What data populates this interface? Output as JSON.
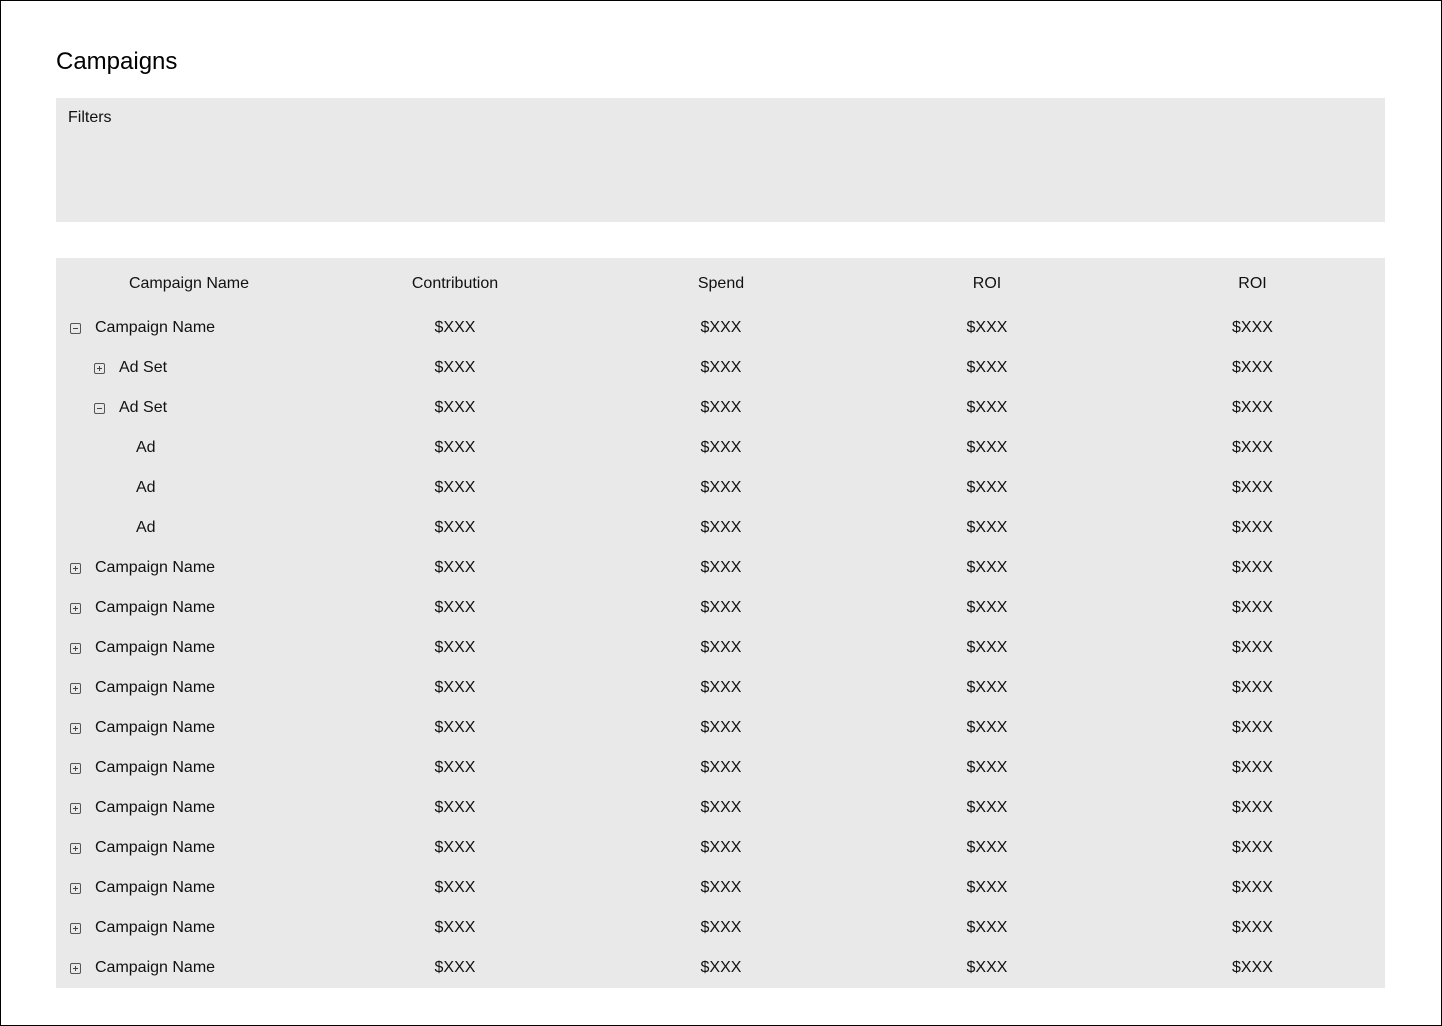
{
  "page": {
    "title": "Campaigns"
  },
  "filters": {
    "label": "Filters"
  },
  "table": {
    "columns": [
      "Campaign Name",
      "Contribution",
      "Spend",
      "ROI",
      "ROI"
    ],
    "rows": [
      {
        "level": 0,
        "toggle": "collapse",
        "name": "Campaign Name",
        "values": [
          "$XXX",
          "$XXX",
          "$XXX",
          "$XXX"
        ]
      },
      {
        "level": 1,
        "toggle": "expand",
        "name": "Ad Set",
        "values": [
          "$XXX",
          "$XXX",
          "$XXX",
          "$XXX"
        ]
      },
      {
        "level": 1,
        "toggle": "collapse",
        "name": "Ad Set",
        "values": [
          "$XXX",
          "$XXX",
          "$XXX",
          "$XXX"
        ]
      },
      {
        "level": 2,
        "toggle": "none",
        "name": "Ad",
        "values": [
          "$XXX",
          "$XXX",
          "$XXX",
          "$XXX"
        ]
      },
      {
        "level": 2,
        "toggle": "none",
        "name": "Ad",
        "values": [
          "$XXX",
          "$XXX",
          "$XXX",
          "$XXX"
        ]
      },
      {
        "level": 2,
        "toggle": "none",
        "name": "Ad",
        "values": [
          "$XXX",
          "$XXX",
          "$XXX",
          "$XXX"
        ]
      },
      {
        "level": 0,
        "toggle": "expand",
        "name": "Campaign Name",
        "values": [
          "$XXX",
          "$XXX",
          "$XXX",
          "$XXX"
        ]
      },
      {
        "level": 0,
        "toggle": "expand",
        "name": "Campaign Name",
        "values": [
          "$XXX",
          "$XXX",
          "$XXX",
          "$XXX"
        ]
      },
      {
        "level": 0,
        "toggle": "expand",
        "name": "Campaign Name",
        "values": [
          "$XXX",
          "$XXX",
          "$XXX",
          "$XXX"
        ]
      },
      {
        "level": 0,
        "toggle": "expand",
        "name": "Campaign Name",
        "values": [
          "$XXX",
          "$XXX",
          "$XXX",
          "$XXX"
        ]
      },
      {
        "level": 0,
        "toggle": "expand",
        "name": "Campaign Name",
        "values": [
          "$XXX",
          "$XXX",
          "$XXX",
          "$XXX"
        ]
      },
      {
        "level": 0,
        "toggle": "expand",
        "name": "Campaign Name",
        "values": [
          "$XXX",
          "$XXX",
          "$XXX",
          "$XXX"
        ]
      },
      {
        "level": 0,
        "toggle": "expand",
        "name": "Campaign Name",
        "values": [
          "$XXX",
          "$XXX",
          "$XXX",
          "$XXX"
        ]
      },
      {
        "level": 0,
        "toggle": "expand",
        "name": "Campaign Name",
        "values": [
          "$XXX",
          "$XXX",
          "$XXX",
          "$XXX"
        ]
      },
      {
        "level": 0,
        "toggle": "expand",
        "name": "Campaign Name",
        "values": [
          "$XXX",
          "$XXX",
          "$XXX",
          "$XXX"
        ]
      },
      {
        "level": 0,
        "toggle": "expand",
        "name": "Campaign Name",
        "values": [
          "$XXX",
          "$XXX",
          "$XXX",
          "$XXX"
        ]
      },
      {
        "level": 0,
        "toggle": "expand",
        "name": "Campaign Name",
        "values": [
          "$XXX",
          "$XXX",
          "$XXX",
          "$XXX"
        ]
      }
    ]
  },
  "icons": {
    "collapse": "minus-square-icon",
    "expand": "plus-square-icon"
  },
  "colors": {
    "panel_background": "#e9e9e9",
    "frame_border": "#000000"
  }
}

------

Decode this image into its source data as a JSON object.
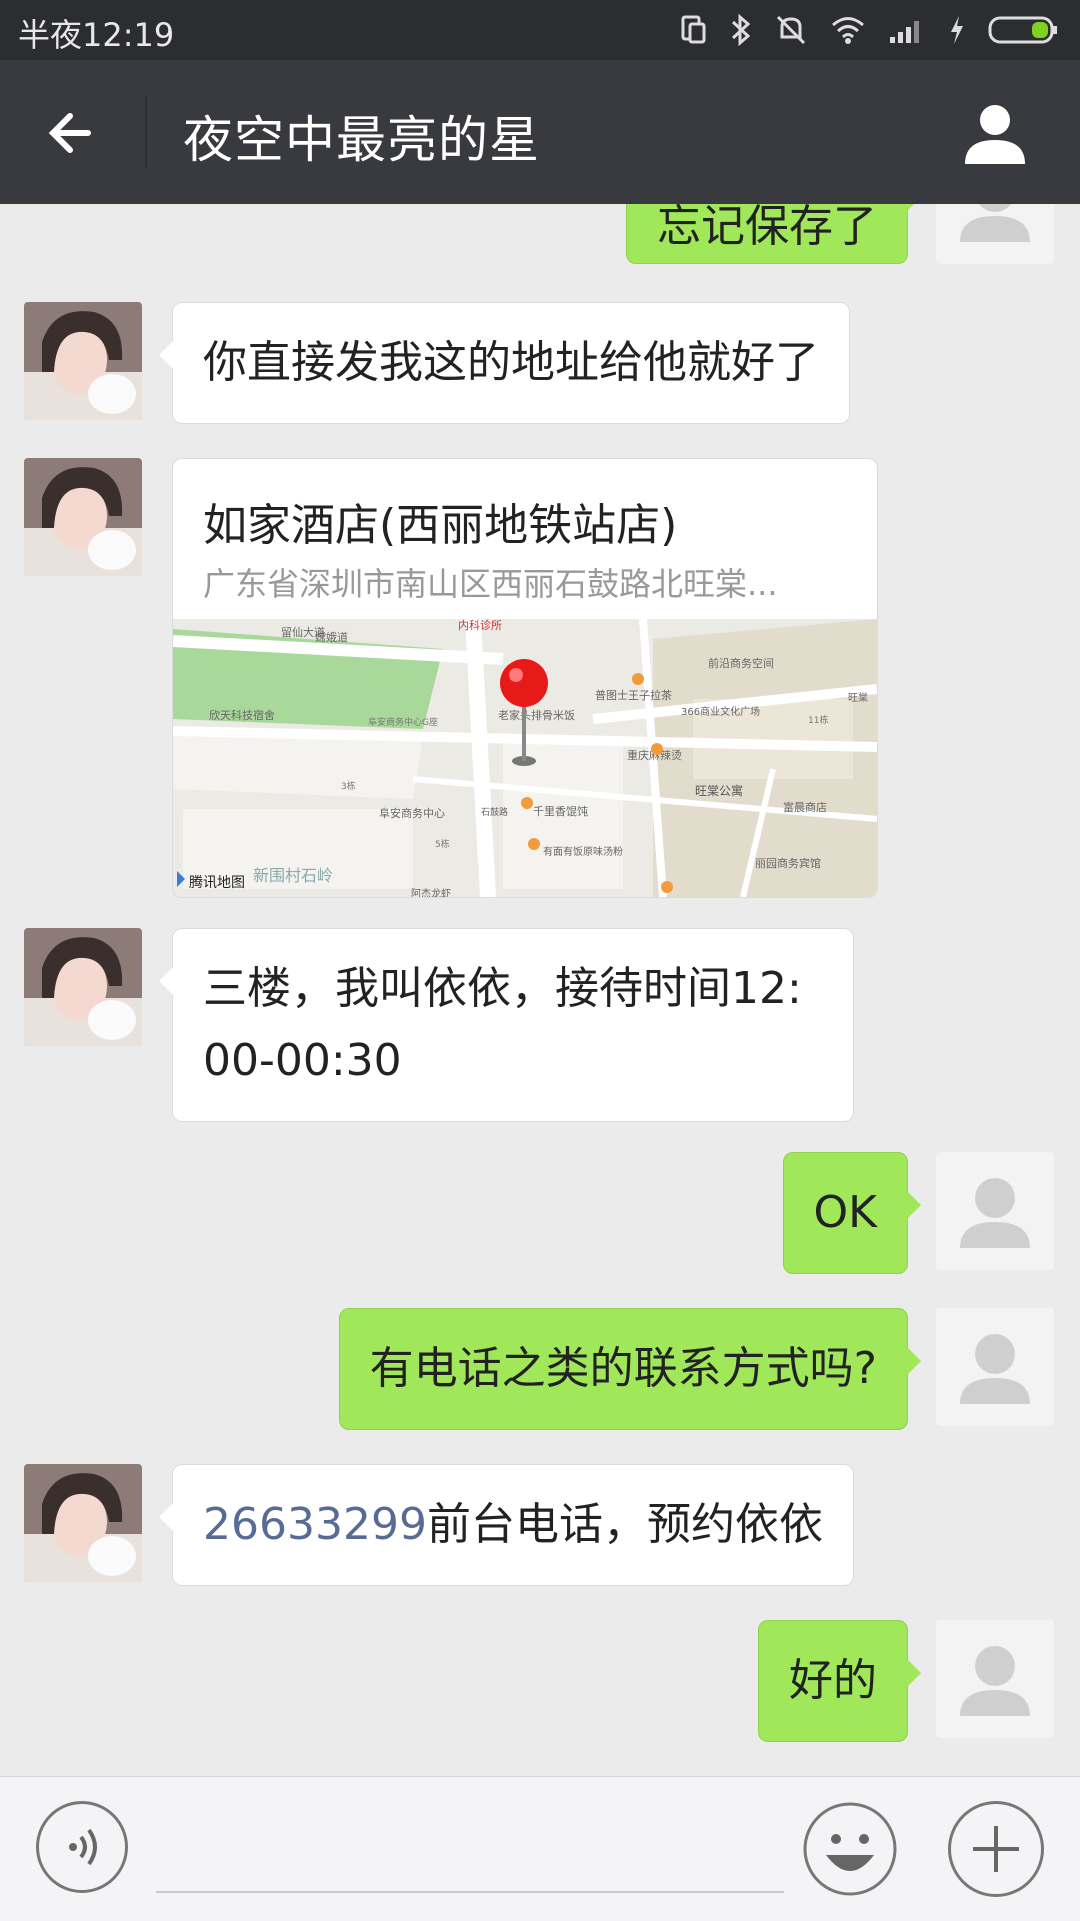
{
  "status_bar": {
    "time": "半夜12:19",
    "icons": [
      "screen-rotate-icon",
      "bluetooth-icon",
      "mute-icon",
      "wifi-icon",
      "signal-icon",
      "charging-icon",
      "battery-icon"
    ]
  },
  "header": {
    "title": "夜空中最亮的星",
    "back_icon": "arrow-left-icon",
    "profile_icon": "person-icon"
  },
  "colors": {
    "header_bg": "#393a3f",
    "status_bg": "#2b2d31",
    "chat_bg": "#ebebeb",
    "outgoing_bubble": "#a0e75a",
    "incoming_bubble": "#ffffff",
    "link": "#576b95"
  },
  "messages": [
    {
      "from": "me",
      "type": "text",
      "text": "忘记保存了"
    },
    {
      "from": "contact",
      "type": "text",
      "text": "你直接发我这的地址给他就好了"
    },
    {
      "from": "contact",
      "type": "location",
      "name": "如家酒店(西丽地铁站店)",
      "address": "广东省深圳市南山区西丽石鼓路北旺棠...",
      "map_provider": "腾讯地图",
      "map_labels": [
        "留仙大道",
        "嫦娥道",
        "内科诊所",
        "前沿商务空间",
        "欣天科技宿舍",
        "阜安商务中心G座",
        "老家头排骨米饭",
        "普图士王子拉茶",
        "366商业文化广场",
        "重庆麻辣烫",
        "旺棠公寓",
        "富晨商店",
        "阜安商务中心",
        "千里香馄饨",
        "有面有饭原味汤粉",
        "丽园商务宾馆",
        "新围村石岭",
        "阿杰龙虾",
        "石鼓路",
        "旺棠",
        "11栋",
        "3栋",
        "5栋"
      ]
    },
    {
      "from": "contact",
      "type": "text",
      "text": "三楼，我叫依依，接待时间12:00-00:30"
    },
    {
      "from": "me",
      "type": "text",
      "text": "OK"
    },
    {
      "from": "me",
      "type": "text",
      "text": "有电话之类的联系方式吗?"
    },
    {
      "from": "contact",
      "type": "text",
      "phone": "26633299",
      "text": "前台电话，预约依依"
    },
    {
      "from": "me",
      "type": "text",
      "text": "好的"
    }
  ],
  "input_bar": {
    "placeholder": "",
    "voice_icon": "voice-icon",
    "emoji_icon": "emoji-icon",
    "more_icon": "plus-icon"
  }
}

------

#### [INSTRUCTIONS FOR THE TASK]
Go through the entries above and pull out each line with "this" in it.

#### [EXERCISE ANSWER]
What data populates this interface? Output as JSON.
Decode this image into its source data as a JSON object.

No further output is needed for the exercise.